EXERCISE PROMPT |
As the answer, give every line of the records that includes the word "data".

THE INPUT |
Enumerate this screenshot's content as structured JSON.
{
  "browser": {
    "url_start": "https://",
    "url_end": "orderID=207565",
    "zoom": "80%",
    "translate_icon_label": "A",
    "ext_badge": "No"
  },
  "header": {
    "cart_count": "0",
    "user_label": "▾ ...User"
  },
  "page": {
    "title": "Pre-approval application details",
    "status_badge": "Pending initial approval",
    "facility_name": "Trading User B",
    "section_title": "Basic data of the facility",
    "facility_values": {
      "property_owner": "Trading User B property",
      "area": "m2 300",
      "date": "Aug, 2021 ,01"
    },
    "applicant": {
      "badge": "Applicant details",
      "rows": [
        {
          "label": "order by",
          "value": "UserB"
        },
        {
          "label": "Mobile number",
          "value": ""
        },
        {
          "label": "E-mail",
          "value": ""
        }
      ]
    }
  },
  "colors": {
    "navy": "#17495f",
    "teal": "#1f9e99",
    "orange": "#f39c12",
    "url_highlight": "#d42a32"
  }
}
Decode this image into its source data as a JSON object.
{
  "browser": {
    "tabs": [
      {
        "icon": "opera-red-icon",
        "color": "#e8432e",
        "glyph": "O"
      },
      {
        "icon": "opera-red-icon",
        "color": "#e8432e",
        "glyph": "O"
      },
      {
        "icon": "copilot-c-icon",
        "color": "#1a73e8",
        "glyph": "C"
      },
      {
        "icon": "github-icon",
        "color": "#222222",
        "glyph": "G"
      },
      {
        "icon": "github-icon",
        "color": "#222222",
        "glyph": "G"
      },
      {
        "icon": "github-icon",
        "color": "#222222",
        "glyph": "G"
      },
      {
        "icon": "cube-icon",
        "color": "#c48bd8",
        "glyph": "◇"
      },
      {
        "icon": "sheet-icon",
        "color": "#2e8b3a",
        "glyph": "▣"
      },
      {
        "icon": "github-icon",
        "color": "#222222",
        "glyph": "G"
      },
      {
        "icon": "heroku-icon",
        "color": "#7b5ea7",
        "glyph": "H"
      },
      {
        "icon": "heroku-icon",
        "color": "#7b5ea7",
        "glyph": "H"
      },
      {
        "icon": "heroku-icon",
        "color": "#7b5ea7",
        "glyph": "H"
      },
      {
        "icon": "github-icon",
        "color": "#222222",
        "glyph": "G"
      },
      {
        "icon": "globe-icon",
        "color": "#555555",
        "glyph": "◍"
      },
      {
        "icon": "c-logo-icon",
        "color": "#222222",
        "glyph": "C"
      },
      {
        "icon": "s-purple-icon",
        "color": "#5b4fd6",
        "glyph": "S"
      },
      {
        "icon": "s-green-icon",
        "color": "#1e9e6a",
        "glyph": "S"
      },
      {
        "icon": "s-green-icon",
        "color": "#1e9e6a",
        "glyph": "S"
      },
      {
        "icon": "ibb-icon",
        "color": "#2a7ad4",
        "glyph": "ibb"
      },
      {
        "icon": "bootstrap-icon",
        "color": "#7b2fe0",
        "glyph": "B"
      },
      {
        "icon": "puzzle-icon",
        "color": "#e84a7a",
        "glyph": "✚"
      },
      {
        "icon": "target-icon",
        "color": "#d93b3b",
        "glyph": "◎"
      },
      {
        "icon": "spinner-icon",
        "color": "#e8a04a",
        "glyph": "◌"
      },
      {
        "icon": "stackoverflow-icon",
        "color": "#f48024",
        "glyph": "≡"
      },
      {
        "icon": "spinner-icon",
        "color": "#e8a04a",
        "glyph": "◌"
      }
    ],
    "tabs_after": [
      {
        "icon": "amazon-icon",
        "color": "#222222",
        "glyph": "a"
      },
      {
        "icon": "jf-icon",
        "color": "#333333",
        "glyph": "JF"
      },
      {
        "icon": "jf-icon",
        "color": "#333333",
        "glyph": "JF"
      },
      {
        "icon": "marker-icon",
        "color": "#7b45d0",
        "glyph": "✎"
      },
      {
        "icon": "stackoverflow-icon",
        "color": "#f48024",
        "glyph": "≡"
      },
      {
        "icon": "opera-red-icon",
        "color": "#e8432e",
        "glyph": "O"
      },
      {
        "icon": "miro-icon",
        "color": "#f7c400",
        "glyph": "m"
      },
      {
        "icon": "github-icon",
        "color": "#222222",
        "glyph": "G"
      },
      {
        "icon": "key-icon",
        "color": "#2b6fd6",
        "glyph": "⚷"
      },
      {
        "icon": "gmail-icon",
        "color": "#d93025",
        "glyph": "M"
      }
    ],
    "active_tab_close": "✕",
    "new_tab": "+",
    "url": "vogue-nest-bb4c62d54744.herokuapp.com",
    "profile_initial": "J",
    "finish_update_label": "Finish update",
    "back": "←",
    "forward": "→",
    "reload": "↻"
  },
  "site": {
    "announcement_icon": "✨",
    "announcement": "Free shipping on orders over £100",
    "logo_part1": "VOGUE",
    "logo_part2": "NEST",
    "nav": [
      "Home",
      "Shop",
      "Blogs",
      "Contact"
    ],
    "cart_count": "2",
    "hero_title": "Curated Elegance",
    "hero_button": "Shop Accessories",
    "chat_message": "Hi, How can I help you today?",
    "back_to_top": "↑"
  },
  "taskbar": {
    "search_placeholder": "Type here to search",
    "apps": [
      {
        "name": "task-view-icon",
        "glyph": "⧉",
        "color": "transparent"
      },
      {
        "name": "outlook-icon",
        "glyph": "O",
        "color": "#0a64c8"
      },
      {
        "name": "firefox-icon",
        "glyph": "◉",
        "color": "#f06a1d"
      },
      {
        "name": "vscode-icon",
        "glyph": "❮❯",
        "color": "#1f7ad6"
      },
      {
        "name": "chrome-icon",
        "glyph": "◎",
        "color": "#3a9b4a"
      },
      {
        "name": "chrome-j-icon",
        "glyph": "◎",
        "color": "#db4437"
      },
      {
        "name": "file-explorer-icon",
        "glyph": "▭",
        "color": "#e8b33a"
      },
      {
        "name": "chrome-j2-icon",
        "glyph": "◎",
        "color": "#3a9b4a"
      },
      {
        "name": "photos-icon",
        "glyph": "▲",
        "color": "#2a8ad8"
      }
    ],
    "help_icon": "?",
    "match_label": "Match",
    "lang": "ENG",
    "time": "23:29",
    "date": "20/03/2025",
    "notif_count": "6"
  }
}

ANSWER SPACE |
    "section_title": "Basic data of the facility",
Decode this image into its source data as a JSON object.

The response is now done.